> Your task: Report every line of the data that includes "Ответ".

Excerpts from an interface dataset
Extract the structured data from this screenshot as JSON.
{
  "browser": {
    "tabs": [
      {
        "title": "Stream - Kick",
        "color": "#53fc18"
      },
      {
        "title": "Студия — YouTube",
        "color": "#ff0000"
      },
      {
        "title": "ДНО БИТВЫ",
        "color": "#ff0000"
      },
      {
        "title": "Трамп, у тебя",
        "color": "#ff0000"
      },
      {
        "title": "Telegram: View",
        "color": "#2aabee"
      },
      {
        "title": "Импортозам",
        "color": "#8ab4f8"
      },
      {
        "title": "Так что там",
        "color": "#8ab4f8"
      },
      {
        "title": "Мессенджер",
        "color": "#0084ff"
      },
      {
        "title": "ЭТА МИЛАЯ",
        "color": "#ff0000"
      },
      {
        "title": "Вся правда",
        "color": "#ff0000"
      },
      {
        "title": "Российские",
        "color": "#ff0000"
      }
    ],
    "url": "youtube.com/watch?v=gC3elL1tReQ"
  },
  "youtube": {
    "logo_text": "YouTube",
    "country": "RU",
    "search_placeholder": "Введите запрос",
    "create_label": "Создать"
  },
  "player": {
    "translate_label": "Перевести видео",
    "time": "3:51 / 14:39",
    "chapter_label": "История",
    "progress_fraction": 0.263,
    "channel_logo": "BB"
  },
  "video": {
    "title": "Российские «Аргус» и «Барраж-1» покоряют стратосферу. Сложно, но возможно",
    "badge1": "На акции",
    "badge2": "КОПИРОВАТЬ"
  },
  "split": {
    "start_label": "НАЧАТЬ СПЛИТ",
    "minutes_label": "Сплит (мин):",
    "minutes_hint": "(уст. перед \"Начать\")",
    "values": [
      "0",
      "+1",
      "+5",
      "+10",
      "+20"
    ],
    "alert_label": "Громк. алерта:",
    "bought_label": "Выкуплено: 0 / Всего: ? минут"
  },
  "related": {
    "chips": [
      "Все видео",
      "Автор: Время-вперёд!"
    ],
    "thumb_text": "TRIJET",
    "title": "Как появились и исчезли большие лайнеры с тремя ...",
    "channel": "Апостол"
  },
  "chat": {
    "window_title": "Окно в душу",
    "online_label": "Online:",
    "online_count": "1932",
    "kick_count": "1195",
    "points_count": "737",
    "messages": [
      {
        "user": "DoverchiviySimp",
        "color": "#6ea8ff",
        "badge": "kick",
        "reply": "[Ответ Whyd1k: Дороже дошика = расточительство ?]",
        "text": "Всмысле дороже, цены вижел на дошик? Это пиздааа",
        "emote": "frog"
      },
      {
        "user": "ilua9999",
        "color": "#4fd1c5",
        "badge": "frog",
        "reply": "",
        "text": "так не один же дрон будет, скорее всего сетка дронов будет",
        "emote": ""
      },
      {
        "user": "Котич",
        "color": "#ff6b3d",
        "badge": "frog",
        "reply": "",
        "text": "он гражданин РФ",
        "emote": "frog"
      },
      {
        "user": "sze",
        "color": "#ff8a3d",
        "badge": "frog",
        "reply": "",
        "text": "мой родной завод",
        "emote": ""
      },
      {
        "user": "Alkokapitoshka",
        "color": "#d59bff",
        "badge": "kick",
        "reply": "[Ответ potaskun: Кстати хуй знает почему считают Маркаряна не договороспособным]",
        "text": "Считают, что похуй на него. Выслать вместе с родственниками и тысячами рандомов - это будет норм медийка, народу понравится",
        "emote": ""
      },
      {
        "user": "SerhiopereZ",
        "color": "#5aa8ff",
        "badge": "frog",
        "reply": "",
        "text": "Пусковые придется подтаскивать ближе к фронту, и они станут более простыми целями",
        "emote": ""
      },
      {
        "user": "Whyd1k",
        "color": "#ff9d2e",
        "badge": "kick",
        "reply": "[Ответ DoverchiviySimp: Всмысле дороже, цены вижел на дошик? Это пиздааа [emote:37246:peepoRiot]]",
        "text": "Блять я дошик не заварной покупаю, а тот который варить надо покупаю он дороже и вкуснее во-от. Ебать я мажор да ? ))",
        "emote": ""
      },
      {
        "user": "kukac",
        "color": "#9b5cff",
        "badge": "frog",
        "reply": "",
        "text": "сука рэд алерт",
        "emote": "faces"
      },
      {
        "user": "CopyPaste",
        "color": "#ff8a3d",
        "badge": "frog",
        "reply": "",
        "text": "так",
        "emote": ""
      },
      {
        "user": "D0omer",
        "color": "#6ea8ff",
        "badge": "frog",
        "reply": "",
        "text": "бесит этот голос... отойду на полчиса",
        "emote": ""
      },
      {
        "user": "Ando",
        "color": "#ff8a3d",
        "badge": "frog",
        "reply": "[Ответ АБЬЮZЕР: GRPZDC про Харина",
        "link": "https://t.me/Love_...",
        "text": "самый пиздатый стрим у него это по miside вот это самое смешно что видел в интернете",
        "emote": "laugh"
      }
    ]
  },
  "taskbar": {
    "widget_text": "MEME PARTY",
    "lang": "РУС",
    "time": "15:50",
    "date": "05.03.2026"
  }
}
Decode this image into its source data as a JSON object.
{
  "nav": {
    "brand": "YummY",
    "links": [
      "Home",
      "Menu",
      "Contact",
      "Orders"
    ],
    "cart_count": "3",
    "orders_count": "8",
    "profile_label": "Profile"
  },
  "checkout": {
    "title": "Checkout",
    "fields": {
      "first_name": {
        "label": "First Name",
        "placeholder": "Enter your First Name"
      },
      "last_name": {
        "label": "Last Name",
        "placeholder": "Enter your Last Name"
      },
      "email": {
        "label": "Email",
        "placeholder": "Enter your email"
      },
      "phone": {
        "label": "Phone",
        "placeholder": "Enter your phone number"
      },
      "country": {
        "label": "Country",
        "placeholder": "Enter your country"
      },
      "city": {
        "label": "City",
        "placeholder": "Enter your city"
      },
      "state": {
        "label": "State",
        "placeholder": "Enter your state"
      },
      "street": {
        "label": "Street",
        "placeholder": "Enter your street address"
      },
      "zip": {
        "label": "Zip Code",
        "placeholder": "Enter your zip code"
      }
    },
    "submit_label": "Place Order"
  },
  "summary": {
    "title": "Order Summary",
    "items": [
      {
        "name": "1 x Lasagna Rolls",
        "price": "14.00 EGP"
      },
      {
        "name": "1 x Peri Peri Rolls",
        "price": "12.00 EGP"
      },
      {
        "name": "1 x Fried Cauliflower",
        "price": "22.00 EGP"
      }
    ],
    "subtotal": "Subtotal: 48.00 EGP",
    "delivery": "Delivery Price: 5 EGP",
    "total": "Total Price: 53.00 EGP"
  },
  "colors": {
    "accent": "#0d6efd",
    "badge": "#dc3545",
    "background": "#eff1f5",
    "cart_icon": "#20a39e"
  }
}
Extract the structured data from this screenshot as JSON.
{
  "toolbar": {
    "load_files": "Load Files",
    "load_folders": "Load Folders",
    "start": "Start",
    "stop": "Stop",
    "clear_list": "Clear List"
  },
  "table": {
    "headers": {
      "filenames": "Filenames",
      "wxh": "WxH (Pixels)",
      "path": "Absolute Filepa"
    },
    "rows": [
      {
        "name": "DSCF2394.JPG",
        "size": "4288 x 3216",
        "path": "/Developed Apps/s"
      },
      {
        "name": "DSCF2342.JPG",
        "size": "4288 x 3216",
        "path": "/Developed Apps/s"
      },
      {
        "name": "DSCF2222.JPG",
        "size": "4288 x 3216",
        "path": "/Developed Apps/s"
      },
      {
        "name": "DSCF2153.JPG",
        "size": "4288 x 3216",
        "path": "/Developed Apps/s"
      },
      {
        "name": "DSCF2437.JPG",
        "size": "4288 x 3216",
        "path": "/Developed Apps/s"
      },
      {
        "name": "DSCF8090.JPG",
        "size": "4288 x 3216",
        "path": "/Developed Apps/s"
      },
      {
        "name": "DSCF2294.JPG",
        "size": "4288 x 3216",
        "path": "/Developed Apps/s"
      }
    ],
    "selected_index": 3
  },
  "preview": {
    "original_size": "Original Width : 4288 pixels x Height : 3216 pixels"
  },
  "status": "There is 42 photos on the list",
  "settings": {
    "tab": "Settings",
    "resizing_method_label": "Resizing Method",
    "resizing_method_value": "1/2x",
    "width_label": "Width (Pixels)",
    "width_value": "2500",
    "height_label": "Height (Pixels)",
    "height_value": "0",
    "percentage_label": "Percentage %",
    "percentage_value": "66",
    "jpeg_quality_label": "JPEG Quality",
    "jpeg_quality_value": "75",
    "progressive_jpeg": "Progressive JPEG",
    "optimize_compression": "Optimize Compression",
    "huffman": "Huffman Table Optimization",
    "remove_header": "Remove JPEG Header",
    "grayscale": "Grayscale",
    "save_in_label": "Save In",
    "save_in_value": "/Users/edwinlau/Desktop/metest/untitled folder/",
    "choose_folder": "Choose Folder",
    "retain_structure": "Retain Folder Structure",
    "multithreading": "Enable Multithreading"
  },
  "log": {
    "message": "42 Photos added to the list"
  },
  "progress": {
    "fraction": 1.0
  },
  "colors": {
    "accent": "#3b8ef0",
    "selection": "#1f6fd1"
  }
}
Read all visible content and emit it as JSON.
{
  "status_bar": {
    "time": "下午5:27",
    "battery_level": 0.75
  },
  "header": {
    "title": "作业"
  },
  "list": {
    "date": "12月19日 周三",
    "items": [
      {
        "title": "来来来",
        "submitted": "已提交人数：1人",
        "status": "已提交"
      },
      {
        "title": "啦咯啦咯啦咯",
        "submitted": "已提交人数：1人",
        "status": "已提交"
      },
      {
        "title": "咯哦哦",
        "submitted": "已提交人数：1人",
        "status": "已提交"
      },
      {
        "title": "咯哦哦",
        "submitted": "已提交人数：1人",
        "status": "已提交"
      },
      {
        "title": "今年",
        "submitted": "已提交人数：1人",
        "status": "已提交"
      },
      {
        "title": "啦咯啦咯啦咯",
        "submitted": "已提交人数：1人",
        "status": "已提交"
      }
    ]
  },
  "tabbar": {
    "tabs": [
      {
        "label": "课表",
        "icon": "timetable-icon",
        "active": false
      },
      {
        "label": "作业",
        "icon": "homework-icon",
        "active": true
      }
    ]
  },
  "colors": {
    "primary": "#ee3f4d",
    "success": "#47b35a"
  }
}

> Written response:
        "reply": "[Ответ Whyd1k: Дороже дошика = расточительство ?]",
        "reply": "[Ответ potaskun: Кстати хуй знает почему считают Маркаряна не договороспособным]",
        "reply": "[Ответ DoverchiviySimp: Всмысле дороже, цены вижел на дошик? Это пиздааа [emote:37246:peepoRiot]]",
        "reply": "[Ответ АБЬЮZЕР: GRPZDC про Харина",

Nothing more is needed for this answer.